Dr Eva Carrasco

Intro text: 

Interview with Dr Eva Carrasco, new member of the BIG Executive Board 2018-2022

Could you please explain what motivated you to apply and serve on the BIG executive board?


The current cancer research scenario is extensively regulated, which makes daily research very complicated and costly. Pharma, although playing an important role to introduce new drugs to the market, doesn’t support the full development of drugs. As a consequence, academic investigators have to do this work, although there is very limited budget for that.


Within this scenario, the role of cooperative groups is crucial to cover the unmet medical needs that physicians dealing with breast cancer patients face daily in the clinic. The role of local groups such as GEICAM is very important in this matter, but in order to respond quickly to these needs, it is critical to collaborate with counterparts in other countries. For this international collaboration, BIG represents the perfect mechanism.  That’s the reason why, since I joined GEICAM more than 8 years ago, I have tried to attend all BIG meetings to foster GEICAM’s collaboration within this network.

For all these reasons I decided to apply and serve on the BIG Executive Board (EB) with the aim to work hard to serve the best interests of breast cancer patients.

Why did you decide to pursue a career specifically in breast cancer research?

Well…to be honest, initially this was not a decision I could take on my own. When I joined pharma in 1998 to work in clinical research in the Spanish affiliate, there was already another oncologist working in the main area for this company, which was lung cancer. At that time, I was told to coordinate the research within the other four indications for our drug, including breast cancer.

I worked very hard to try to implement the highest number of local clinical trials in all these indications, most of them in partnership with local cooperative groups. I don’t know the real reason – maybe it was destiny –  but breast cancer was the most successful in terms of research, and I really enjoyed the collaboration with GEICAM leaders. That’s why I tried to continue working in women’s cancers, not only at the local, but also at the EU level, before I started my current job as General and Scientific Director of GEICAM.

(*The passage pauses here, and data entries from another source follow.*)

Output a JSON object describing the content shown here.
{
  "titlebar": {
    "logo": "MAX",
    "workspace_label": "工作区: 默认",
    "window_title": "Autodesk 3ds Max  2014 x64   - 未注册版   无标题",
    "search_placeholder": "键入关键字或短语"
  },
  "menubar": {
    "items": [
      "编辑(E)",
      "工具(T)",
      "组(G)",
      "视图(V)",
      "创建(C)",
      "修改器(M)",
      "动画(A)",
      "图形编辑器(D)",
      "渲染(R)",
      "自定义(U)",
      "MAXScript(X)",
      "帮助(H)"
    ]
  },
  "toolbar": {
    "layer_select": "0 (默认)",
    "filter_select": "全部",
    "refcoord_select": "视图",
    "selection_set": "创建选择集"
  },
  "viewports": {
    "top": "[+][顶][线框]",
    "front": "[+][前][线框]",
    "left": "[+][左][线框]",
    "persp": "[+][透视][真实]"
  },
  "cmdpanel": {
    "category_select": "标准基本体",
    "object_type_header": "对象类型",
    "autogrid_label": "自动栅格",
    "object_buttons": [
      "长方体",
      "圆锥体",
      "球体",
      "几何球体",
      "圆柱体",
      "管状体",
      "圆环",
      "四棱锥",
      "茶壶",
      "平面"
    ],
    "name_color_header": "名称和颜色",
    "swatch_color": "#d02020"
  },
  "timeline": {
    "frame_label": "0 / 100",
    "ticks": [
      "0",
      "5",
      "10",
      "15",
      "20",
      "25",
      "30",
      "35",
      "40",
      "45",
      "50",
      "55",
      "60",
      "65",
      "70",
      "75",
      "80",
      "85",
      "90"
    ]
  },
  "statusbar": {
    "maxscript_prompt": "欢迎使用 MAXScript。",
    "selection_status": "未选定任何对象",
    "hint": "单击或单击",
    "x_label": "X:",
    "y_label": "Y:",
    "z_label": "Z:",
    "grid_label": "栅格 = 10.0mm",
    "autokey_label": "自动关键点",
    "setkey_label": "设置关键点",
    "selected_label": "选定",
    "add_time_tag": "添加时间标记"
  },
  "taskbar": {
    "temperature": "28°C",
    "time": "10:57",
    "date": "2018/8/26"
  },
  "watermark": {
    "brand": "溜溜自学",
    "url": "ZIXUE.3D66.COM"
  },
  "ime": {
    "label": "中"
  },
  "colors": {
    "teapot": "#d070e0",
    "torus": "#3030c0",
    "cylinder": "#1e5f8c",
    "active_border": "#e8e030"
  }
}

Please cite three elements that you find critical for the continued success of BIG in the next decade?

Transparency (I must say I have seen a huge improvement with this in the last 4-5 years), boosting young talent, and collaboration between the groups with unity and generosity.

Given your past experience in the pharmaceutical industry and your current leadership role in a well-established academic research group, how would you like to see the collaboration between pharma and academia evolve in the coming years?

I would like to see real partnerships between pharma and academia.

In my opinion, this happened more frequently in the past. In fact, in my initial years working in pharma, this was something I could feel; we were able to design clinical plans together, and the opinions of thought leaders were considered very seriously. It was also a tremendous honour to have a cooperative group helping with the development of our drugs. Something contributing to this was maybe the fact that decisions were not only taken at the headquarters of companies but also at local levels, closer to the investigators.

Nowadays, this is becoming more and more difficult, and so I would really like to see a return to the previous situation. 

What is your favourite thing to do in your free time?

There are several favourite things I like to do in my free time. One of them is dancing; my husband and I have been taking classes in what we call ballroom dancing (salsa, swing, merengue, tango, quick-step, rock & roll, etc) for a long time, and we are used to going out dancing with our friends. I am also able to dance soft flamenco (as I was born in Seville in the South of Spain, and really enjoy it a lot).

I also like sports: cycling and paddle-tennis are my favourites and now that my children have grown-up and are both at university, I have more time available to practice them. Reading is also a hobby, though for this unfortunately I have less time, as I end up only reading science!